Beware: Reductionist Approaches to Understanding the Soul Can Undermine Human Existence and Cause Suffering
“What if we consider your soul as the sum total of your neurocognitive essence, your very specific brain signature, the unique neuronal connections, synapses, and flow of neurotransmitters that make you you?” [Marcelo Gleiser for NPR]
I’ll be honest, to me it is so painfully human and reductionist to try to pin down the concept of a soul and apply it to something more concrete. The mechanisms behind neurocognition are all directly observable, and understandable to humans. We know that brain processes happen as a result of action potentials that occur in the context of neurons, and neurotransmitters. We know that our brains are made up of the same core components but that they are all different. These differences are the result of our genetics, and our individual experiences. So, this perspective is reductionist-yet- it is safe. Because we can grasp the concepts associated.
And, I get it. I understand why we need to continue to have these conversations. Because, it is human nature to want to know more about human nature. And as alluded to in the aforementioned article, we are constantly striving toward advancements in technology and motivated to achieve immortality.
We have all of these unanswered questions swirling around in our heads. Floating around in abstract space as we go about our very concrete lives. In certain moments, we may tap into this space. And explore, postulate, question. Most of the time, either out of necessity to cater to our concrete lives, or out of fear we exit this space. Without having any answers.

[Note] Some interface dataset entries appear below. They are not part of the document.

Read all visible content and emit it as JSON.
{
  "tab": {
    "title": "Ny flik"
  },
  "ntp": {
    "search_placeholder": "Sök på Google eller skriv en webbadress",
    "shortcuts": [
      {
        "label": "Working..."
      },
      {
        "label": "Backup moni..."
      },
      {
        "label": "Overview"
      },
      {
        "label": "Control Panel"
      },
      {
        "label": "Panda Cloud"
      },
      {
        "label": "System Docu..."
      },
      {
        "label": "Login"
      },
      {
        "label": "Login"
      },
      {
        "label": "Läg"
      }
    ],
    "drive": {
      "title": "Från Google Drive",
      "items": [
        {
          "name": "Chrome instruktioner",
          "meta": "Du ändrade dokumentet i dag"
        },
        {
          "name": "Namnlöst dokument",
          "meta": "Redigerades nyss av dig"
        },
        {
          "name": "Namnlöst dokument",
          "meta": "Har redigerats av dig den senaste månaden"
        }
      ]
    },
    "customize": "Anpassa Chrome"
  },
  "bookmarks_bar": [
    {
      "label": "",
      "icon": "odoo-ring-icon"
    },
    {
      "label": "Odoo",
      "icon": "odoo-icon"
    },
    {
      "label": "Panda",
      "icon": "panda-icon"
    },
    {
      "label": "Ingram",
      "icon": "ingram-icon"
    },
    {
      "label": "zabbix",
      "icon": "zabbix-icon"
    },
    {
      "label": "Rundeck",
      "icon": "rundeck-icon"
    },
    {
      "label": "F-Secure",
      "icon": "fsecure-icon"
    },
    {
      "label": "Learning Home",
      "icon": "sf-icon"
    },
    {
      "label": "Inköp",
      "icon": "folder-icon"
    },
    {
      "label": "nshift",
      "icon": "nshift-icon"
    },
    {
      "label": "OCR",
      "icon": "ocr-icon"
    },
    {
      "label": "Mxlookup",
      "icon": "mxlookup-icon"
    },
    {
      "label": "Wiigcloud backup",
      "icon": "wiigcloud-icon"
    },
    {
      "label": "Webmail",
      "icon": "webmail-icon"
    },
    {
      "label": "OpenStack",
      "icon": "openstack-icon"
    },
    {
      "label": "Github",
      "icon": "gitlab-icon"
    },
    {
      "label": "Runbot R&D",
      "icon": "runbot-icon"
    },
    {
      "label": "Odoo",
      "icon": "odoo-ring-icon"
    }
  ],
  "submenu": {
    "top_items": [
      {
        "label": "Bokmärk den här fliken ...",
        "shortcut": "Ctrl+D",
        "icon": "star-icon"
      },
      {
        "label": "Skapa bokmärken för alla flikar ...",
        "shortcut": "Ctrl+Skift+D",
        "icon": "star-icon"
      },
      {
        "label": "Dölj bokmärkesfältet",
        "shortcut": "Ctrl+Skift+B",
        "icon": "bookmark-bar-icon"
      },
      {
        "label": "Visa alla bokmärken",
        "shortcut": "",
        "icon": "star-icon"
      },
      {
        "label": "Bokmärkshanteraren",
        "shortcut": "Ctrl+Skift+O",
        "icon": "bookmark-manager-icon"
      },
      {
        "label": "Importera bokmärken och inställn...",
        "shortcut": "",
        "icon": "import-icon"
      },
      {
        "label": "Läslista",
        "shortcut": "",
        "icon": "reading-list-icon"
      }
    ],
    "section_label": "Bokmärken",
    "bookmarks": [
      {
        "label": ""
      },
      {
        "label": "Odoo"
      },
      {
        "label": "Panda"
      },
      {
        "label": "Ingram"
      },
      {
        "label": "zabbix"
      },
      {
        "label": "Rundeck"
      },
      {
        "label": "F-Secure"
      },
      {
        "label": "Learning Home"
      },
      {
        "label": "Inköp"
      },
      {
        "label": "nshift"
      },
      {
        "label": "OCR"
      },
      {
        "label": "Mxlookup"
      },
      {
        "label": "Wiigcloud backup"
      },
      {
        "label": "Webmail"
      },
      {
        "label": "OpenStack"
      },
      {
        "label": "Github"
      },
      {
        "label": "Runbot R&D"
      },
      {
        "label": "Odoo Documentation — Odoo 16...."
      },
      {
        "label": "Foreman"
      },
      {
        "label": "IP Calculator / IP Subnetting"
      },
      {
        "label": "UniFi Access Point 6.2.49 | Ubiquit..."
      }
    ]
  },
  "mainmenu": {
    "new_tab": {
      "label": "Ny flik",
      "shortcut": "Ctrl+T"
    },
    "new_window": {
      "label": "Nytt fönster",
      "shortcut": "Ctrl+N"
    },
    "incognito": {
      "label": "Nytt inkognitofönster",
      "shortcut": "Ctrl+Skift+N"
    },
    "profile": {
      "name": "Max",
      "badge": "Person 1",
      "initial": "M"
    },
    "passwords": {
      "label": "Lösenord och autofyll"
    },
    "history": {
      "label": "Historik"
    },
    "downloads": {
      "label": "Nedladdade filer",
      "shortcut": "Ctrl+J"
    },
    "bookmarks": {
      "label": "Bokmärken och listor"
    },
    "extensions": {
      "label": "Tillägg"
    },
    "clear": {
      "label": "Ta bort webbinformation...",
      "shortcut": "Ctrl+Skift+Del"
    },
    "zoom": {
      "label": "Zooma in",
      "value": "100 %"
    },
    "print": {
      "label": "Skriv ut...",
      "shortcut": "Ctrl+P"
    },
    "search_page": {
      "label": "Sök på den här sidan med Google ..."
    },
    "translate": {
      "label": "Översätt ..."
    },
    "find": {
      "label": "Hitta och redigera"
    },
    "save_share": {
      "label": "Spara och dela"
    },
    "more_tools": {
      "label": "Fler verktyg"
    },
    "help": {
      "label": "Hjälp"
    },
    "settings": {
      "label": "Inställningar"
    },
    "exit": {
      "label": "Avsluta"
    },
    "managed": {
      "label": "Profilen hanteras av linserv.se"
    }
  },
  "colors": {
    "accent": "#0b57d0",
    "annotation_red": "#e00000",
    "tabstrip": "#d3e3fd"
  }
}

Sometimes, there are brave souls who formulate theories in an attempt to explain what has up until that point been unexplainable.
If we embrace the idea of our souls being the “sum total of our neurocognitive essence”, we will be embracing a very interesting perspective on human existence and suffering. I have questions. Like: What does that mean for mental health? Those with cognitive deficits? What does it mean when we label people as having specific disorders? Are we then labeling their soul? After all, we are consistently moving towards trying to understand mental health in terms of neural processes. As a community we are pouring money into research aimed at trying to make connections between the cluster of symptoms and behaviors that those with certain mental illnesses and deficits exhibit with what is happening in the brain.
A Dangerous Road for the Soul
We could potentially be leading ourselves down a dangerous road if we decide to embrace this concept. If for some reason there was ever a majority consensus of this perspective of what a soul is, many people would be automatically labeled as less than. Let’s just remember that historically whenever physical attributes have been associated with immaterial, non concrete concepts, the instances of human suffering increased.
I am all for tackling existential questions and subject matter. But reducing what we know nothing about and connecting it to what we (think) we know, only minimizes our potential as human beings while simultaneously giving us the illusion of a power that we don’t (as of yet) possess.
The moral of the Story?
We should be careful. Because who are we to do such a thing? A thing that has the potential to cause unimaginable levels of pain and suffering for those who are immediately labeled as vulnerable. Vulnerable for not having a certain amount of the “sum total of neurocognitive essence”. Instead, they would possess an essence (soul) that does not match that of those in our society who are primed to uphold societal constructs and ideals.
Back to the drawing board it seems.